What do you do keep your drought-stressed plants alive this winter?  It’s hard to put a Band-Aid on drought-stressed plants, but here are some things you can do:

  • KEEP WATERING UNTIL THE GROUND FREEZES IN THE FALL/EARLY WINTER.  Check with your city or town to see if even now, in late December, there’s a current watering ban.  Especially with new plantings, and also with drought-stressed ones, you generally want to give them the equivalent of one inch of water per week all the way until the ground freezes.  If time or water is limited, focus on watering your most valuable plants, such as trees and shrubs.
  • IMPROVE YOUR SOIL.  On your lawn for instance, just 1/4 inch of compost every fall makes a huge difference in the resilience of your turf plants.  For your planting beds, pull back the mulch, spread 1/2 inch of compost or leaf mold,  scratch it into the soil surface, and put the mulch back in place.  This will increase the soil’s ability to hold moisture and make nutrients more available to the roots of your plants.  Think in terms of feeding your soil (the soil food web), not feeding your plants.

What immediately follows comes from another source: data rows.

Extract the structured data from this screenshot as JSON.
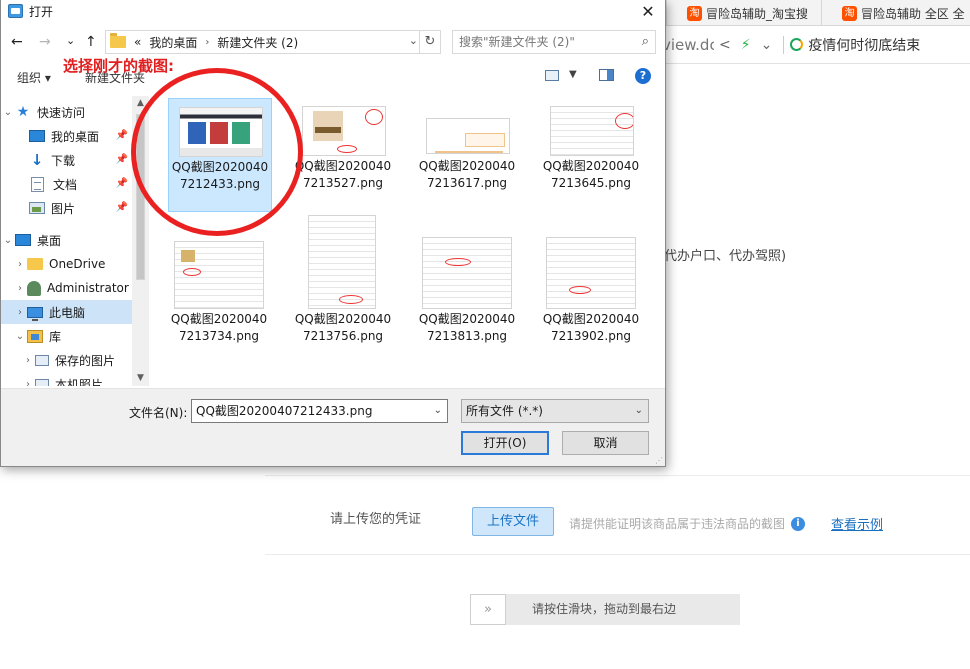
{
  "browser": {
    "tabs": [
      {
        "icon_text": "淘",
        "label": "冒险岛辅助_淘宝搜"
      },
      {
        "icon_text": "淘",
        "label": "冒险岛辅助 全区 全"
      }
    ],
    "url_fragment": "view.dc",
    "news_text": "疫情何时彻底结束",
    "side_text": "代办户口、代办驾照)",
    "upload_label": "请上传您的凭证",
    "upload_button": "上传文件",
    "upload_hint": "请提供能证明该商品属于违法商品的截图",
    "example_link": "查看示例",
    "slider_handle": "»",
    "slider_text": "请按住滑块，拖动到最右边"
  },
  "dialog": {
    "title": "打开",
    "close": "✕",
    "nav": {
      "back": "←",
      "forward": "→",
      "recent": "⌄",
      "up": "↑"
    },
    "breadcrumb": [
      "«",
      "我的桌面",
      "新建文件夹 (2)"
    ],
    "search_placeholder": "搜索\"新建文件夹 (2)\"",
    "organize_label": "组织 ▾",
    "new_folder_label": "新建文件夹",
    "annotation": "选择刚才的截图:",
    "sidebar": [
      {
        "label": "快速访问",
        "icon": "star-icon",
        "pinned": false
      },
      {
        "label": "我的桌面",
        "icon": "desktop-icon",
        "pinned": true
      },
      {
        "label": "下载",
        "icon": "download-icon",
        "pinned": true
      },
      {
        "label": "文档",
        "icon": "document-icon",
        "pinned": true
      },
      {
        "label": "图片",
        "icon": "picture-icon",
        "pinned": true
      },
      {
        "label": "桌面",
        "icon": "desktop-icon",
        "pinned": false
      },
      {
        "label": "OneDrive",
        "icon": "folder-icon",
        "pinned": false
      },
      {
        "label": "Administrator",
        "icon": "user-icon",
        "pinned": false
      },
      {
        "label": "此电脑",
        "icon": "computer-icon",
        "pinned": false,
        "selected": true
      },
      {
        "label": "库",
        "icon": "library-icon",
        "pinned": false
      },
      {
        "label": "保存的图片",
        "icon": "picture-icon",
        "pinned": false
      },
      {
        "label": "本机照片",
        "icon": "picture-icon",
        "pinned": false
      }
    ],
    "files": [
      {
        "name": "QQ截图20200407212433.png",
        "selected": true
      },
      {
        "name": "QQ截图20200407213527.png",
        "selected": false
      },
      {
        "name": "QQ截图20200407213617.png",
        "selected": false
      },
      {
        "name": "QQ截图20200407213645.png",
        "selected": false
      },
      {
        "name": "QQ截图20200407213734.png",
        "selected": false
      },
      {
        "name": "QQ截图20200407213756.png",
        "selected": false
      },
      {
        "name": "QQ截图20200407213813.png",
        "selected": false
      },
      {
        "name": "QQ截图20200407213902.png",
        "selected": false
      }
    ],
    "filename_label": "文件名(N):",
    "filename_value": "QQ截图20200407212433.png",
    "filter_value": "所有文件 (*.*)",
    "open_button": "打开(O)",
    "cancel_button": "取消"
  },
  "colors": {
    "annotation": "#e02020",
    "selection": "#cce8ff",
    "accent": "#2b79d9"
  }
}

  • MULCH.  It’s not to late to apply 2-3 inches of mulch to all areas of exposed soil.  Do not let mulch come in contact with the trunks of your trees and shrubs, where it transitions into the root.  This area is called the root flare and should never be covered.  If you see a mulch volcano around the base of a tree, the mulch is suffocating the tree, which stresses it, makes it vulnerable to pests and pathogens, and puts the tree on a path of decline.  About the best mulch of all is fallen leaves that you’ve chopped up with your lawn mower and spread on your beds.  Speaking of chopped leaves, you can also pile them up, adding water to create a water film on most of the leaf surface area, and let them sit for a year or two.  The result, called leaf mold, is another source of organic matter that will make your plants sing.
  • PLANT NATIVES.  Many people picture native plants as being weedy and leggy.  In fact, native plants are best adapted to not only survive, but thrive in the existing environmental conditions.  Test your soil and know how much sun your planting site gets.  Then, it’s easy to select plants that should do quite well with minimum inputs, once established.

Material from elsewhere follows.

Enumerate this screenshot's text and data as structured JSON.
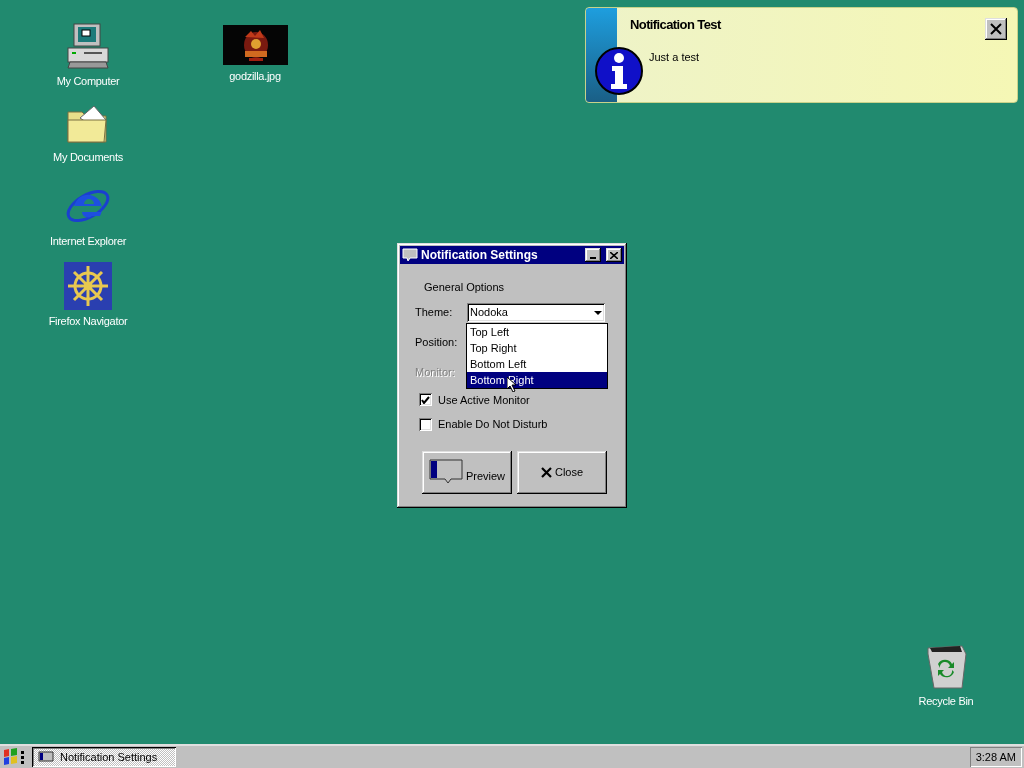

For more info about the drought status in MA, visit http://droughtmonitor.unl.edu/Home/StateDroughtMonitor.aspx?MA